there have been a lot of papers recently showing how one can take a network trained on a large dataset like imagenet and adapt it to other tasks by using the trained net as initialization and continuing to train on the new data (i.e. “finetuning”). however, i haven’t seen a thorough empirical study of fine tuning until yosinski et al. the authors explore how performance varies depending on how many layers you pretrain on another dataset, and which layers you fine tune afterwards (either only the new ones or all of them). there are a lot of interesting bits in the paper so i really recommend going through it, but the TLDR is: when in doubt, fine tune all the layers. i’d be curious to find out how exactly they set the learning rates when fine tuning a combination of pretrained and new layers (e.g. it might make sense to set the learning rate for the new layers to be much higher) – i wasn’t able to find this in the paper. this issue is, however, discussed in branson et al. where they propose an interesting trick: first lock the pretrained layers and finetune only the new layers (until they get to some reasonable state), then unlock the pretrained layers and finetune all of them together.
recurrent nets
sequence to sequence learning with neural networks, sutskever et al.

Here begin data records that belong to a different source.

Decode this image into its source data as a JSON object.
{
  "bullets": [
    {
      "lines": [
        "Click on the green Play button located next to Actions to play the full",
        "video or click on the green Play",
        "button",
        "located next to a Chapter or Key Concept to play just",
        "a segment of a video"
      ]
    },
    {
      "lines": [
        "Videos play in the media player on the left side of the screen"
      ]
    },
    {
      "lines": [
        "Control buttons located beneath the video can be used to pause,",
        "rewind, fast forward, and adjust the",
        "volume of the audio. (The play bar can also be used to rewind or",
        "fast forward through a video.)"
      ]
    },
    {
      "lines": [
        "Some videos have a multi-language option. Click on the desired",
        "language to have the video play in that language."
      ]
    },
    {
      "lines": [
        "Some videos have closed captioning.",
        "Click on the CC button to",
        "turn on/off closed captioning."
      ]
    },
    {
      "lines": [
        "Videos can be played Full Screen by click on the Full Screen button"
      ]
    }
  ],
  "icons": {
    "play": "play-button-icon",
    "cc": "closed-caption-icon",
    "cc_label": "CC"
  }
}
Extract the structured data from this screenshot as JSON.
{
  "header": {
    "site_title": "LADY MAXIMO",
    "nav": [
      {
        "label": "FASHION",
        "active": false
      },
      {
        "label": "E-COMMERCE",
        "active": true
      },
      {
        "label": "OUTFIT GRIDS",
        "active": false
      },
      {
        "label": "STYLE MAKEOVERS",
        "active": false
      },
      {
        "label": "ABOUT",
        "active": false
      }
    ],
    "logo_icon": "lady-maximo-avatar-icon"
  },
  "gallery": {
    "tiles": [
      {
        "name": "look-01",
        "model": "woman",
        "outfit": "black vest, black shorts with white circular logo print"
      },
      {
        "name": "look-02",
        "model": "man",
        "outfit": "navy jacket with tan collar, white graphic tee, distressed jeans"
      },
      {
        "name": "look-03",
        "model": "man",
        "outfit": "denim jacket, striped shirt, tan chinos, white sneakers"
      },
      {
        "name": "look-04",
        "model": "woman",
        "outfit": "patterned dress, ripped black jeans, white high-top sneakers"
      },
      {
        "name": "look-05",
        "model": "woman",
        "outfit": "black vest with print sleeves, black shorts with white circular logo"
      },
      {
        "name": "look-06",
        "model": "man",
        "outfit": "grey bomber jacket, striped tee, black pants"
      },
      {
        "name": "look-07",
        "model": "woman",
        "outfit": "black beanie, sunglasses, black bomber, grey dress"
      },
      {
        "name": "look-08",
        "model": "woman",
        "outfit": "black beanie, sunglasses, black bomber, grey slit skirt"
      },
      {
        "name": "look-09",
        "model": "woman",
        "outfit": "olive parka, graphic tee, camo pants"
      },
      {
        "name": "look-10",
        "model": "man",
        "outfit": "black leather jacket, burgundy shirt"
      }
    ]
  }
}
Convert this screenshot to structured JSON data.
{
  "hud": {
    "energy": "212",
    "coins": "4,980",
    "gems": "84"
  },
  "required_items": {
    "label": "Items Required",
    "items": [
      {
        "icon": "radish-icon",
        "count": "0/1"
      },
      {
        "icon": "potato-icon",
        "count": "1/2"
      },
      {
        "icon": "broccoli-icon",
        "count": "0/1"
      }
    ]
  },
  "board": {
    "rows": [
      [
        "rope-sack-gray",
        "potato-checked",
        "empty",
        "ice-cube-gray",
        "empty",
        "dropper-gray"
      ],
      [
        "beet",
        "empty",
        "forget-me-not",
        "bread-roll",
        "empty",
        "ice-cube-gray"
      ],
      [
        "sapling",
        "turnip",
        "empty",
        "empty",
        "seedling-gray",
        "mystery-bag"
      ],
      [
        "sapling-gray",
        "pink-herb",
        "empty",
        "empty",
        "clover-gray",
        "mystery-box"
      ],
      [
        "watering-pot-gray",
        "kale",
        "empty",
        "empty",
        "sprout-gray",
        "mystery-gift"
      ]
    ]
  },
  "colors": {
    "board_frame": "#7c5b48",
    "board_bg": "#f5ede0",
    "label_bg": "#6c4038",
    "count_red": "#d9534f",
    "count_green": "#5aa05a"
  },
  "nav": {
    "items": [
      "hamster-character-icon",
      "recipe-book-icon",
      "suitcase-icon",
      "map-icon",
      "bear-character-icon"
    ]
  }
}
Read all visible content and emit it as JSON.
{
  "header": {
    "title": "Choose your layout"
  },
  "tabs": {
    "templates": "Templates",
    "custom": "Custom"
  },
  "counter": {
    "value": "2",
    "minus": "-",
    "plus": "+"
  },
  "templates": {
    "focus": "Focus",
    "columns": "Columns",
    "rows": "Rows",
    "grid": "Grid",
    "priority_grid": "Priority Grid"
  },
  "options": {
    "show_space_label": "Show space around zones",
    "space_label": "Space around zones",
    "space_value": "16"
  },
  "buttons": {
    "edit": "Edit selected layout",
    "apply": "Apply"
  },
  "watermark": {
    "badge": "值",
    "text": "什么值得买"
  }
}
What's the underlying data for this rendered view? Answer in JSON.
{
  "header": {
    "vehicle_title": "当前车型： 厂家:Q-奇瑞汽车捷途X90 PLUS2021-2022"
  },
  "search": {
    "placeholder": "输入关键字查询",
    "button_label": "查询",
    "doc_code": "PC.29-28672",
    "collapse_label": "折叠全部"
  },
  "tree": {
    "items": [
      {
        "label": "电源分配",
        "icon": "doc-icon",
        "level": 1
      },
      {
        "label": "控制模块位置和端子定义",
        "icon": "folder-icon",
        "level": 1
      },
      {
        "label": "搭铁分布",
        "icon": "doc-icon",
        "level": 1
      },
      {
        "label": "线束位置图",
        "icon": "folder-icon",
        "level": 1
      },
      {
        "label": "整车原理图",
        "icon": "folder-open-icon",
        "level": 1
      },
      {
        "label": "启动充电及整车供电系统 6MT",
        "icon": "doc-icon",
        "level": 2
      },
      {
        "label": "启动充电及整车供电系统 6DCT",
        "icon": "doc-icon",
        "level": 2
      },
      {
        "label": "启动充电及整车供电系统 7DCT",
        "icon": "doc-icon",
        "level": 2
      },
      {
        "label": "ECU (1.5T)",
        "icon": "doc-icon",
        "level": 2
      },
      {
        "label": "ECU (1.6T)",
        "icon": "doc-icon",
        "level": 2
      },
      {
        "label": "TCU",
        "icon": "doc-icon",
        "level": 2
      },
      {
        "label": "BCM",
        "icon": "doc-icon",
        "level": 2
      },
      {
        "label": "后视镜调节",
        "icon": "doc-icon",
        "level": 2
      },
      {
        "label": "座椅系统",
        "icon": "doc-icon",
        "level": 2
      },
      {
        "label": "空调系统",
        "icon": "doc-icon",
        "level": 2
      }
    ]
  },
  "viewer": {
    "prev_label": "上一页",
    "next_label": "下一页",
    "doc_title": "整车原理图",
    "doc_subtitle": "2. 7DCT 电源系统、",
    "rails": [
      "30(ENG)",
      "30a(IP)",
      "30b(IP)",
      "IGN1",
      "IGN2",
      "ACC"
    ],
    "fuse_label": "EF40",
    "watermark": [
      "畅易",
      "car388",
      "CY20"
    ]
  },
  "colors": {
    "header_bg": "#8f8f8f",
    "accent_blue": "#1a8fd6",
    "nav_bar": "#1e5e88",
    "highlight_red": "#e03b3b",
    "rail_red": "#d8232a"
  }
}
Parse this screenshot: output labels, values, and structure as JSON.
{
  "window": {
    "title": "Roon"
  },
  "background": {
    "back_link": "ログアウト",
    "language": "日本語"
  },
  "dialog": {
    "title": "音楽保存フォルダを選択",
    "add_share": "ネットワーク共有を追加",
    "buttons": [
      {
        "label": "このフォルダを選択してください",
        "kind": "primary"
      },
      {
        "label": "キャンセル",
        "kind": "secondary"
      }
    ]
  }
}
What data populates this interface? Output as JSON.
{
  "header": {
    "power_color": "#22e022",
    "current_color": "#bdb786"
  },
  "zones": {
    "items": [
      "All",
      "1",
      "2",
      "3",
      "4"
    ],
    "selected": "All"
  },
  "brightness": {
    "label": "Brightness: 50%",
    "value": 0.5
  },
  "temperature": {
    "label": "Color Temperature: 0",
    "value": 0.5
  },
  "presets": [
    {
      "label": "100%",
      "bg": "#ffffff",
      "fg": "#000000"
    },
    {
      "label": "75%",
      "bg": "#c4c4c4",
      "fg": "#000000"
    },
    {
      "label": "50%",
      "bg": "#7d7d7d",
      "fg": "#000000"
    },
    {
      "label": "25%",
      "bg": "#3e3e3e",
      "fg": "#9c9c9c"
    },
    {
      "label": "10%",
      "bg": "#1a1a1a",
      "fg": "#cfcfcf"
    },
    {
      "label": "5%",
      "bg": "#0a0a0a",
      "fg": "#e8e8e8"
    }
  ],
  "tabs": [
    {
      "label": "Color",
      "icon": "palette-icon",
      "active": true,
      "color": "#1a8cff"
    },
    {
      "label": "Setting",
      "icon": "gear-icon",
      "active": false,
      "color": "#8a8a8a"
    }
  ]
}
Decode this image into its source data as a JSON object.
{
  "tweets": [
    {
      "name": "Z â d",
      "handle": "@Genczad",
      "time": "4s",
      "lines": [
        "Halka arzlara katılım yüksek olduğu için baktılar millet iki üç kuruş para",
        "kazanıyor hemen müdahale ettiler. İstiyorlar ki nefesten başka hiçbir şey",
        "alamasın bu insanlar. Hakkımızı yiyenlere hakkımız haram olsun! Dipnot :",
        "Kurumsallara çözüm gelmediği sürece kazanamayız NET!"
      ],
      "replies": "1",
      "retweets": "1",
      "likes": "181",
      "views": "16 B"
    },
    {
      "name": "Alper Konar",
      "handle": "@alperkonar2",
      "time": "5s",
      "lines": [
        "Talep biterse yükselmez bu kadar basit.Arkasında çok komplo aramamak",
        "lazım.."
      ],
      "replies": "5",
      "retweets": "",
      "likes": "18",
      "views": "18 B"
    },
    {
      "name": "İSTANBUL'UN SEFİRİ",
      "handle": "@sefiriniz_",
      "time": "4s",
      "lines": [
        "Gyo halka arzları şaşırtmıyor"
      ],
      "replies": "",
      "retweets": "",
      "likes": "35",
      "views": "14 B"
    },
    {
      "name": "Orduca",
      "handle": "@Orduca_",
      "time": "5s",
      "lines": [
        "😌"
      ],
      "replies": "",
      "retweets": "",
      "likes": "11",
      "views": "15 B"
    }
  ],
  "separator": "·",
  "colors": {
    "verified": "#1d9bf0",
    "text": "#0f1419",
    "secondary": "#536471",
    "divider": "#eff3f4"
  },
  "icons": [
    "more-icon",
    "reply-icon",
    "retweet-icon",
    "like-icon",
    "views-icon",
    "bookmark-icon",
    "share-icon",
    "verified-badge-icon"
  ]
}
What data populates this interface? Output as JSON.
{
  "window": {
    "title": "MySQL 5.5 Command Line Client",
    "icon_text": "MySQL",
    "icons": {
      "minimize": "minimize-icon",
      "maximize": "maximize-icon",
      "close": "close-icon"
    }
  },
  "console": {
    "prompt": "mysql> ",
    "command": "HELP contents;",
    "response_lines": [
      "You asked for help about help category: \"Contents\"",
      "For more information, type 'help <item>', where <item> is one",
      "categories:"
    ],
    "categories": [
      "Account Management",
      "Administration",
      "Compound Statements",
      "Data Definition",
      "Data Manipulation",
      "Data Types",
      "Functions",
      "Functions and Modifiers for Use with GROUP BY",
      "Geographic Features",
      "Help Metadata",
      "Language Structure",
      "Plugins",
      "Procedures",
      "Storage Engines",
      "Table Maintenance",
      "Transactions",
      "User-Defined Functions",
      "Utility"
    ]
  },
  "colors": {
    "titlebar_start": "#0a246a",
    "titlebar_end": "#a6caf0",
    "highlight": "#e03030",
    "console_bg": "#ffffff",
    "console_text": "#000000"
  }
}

i’ve only recently started reading up on recurrent nets, so i don’t have as deep of a context here, but this paper looked really intriguing. to quote someone’s account of nips 2014, ilya sutskever (first author of this paper), “declared that all supervised vectortovector problems are now solved thanks to deep feedforward neural networks, and then proceeded to declare that all supervised sequencetosequence problems are now solved thanks to deep LSTM networks”.
the high level goal of the paper is to train a network that is able to take a sequence (of vectors) of variable length and map it into another sequence of a possibly different length (the obvious application being machine translation). to do this, the authors propose a siamese sort of architecture where one piece maps the input sequence into a single point in some high dimensional space, and the other “unwraps” this point into an output sequence. the mapping and unwrapping is done via LSTMs. the “one weird trick” of this paper is that the input sequence is fed into the network in reverse order. this is done so that the first element of the output sequence will be right next to the first element of the input sequence. the intuition is that this makes learning easier since the two corresponding pieces of the two sequences are close to each other; if one were to arrange the input and output sequences in their normal orientation, gradients between corresponding pieces would have to travel some arbitrary distance (~ the length of the input sequence) and even with LSTM this becomes tough. apparently this trick is pretty pivotal in getting good performance.
so there you have it. i’ve obviously left many things out (the string of image captioning papers, techniques for distributed training, etc), but the above are the topics that i thought would be of interest to most practitioners. what were your favorite deep net (or machine learning in general) papers in 2014?